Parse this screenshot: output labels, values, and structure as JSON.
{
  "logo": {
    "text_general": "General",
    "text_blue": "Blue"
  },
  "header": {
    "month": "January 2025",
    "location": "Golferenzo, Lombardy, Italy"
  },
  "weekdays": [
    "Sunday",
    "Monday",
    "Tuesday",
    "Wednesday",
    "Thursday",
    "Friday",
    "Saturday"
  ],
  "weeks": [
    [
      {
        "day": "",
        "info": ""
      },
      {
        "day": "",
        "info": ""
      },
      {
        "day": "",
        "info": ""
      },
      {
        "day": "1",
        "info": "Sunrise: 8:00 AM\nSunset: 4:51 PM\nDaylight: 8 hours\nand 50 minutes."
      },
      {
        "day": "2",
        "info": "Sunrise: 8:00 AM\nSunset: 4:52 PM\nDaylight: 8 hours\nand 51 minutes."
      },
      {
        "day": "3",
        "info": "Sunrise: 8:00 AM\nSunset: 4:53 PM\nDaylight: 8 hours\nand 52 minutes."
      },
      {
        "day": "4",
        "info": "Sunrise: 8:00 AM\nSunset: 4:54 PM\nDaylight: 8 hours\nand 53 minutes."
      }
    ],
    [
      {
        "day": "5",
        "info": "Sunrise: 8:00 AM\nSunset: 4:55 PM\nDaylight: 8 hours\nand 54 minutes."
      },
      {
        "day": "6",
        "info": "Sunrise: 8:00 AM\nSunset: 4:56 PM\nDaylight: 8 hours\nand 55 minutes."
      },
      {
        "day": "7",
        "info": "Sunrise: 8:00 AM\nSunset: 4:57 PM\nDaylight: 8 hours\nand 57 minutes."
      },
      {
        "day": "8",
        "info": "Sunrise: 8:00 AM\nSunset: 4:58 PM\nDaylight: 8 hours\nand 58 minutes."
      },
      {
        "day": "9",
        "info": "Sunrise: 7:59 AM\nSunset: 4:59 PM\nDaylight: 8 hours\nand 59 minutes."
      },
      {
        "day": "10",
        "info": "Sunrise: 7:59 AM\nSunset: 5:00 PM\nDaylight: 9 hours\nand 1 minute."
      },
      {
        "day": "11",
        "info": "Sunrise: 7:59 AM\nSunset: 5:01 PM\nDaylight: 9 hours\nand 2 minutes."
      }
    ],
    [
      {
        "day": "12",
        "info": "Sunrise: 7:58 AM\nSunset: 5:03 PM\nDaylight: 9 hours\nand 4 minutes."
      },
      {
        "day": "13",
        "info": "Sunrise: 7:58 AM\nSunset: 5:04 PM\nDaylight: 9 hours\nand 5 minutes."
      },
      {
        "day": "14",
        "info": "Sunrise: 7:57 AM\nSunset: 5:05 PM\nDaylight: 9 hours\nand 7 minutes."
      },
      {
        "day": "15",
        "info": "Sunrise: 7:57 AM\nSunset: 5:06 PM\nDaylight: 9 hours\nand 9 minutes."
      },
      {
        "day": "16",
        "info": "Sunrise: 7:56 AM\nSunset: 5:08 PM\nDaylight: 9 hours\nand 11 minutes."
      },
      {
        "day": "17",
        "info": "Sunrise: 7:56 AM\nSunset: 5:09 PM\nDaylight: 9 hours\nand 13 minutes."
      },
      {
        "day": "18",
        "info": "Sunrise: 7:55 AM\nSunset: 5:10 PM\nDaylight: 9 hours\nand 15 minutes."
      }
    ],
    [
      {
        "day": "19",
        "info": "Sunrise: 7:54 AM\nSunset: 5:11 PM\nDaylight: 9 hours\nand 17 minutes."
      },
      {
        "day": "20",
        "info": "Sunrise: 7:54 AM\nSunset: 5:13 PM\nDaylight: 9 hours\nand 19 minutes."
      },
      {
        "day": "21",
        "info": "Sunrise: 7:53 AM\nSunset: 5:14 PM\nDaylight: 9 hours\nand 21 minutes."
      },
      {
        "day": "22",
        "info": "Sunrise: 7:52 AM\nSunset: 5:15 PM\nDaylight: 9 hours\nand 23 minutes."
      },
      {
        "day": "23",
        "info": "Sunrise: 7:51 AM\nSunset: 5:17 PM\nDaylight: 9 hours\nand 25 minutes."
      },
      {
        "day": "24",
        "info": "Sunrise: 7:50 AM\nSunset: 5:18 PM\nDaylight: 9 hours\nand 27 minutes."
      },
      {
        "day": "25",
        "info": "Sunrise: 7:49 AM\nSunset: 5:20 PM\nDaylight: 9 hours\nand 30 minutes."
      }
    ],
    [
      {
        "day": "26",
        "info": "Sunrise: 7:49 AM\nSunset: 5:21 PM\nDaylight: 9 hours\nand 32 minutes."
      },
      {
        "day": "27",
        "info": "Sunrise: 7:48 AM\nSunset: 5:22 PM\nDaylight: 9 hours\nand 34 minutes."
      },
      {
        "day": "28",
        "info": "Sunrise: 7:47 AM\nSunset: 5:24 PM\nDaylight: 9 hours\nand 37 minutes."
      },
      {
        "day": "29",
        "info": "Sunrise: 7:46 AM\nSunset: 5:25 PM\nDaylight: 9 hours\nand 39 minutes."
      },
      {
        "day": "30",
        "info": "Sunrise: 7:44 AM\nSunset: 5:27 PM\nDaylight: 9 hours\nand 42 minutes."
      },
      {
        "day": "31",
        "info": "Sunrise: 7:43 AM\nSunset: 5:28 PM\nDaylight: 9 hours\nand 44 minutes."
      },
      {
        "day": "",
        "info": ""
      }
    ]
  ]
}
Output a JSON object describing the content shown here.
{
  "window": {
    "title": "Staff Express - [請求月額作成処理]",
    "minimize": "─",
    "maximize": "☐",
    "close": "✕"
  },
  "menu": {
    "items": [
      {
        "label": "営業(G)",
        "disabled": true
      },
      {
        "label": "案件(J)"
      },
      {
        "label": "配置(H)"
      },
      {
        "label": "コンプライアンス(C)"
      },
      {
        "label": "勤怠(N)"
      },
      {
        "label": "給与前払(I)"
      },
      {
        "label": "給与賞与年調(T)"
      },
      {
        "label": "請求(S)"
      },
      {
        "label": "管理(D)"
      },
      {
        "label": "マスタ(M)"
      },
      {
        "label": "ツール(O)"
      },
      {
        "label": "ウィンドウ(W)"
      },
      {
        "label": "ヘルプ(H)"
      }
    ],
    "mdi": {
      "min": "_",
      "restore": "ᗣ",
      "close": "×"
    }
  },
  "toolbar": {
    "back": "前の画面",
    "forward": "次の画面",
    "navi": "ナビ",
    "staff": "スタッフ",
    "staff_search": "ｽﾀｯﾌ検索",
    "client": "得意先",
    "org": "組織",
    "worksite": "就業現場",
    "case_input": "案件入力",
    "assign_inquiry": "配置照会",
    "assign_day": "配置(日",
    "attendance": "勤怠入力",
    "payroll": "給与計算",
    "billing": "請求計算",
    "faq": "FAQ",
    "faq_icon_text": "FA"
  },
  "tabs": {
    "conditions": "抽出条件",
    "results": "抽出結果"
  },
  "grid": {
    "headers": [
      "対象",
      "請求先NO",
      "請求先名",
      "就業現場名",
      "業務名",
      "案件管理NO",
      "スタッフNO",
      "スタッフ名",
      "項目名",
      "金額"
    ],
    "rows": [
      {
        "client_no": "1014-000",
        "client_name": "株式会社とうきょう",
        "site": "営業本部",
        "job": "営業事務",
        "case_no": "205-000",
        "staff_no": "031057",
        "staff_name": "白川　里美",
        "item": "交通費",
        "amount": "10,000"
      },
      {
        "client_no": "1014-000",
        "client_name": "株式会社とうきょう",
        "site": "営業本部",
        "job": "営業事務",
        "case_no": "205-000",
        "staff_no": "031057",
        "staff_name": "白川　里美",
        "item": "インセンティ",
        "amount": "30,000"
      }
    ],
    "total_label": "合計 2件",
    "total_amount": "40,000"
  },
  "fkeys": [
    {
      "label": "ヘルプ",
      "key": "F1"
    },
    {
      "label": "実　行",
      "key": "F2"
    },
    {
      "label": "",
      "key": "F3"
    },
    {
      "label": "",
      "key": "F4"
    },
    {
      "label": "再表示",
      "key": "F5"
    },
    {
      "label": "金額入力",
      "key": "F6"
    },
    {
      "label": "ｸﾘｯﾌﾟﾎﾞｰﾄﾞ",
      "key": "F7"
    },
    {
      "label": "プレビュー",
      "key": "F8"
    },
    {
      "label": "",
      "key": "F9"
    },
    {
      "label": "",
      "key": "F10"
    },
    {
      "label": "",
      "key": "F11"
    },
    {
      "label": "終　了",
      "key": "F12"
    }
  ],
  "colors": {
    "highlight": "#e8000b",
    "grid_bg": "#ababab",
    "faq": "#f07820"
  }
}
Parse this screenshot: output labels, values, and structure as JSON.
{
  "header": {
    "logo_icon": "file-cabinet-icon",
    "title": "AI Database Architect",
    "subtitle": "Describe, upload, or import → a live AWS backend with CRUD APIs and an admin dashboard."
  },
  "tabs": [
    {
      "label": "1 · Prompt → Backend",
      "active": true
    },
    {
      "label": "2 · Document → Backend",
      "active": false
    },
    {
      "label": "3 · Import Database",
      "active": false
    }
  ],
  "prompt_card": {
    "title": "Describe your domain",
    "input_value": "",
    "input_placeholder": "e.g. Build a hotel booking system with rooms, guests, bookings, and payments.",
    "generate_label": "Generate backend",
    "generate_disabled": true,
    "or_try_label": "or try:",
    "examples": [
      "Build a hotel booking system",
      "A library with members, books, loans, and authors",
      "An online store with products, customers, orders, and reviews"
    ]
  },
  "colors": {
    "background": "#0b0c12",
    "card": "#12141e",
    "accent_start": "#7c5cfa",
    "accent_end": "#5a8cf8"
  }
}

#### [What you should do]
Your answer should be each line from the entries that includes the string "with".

#### [Your response]
    "subtitle": "Describe, upload, or import → a live AWS backend with CRUD APIs and an admin dashboard."
    "input_placeholder": "e.g. Build a hotel booking system with rooms, guests, bookings, and payments.",
      "A library with members, books, loans, and authors",
      "An online store with products, customers, orders, and reviews"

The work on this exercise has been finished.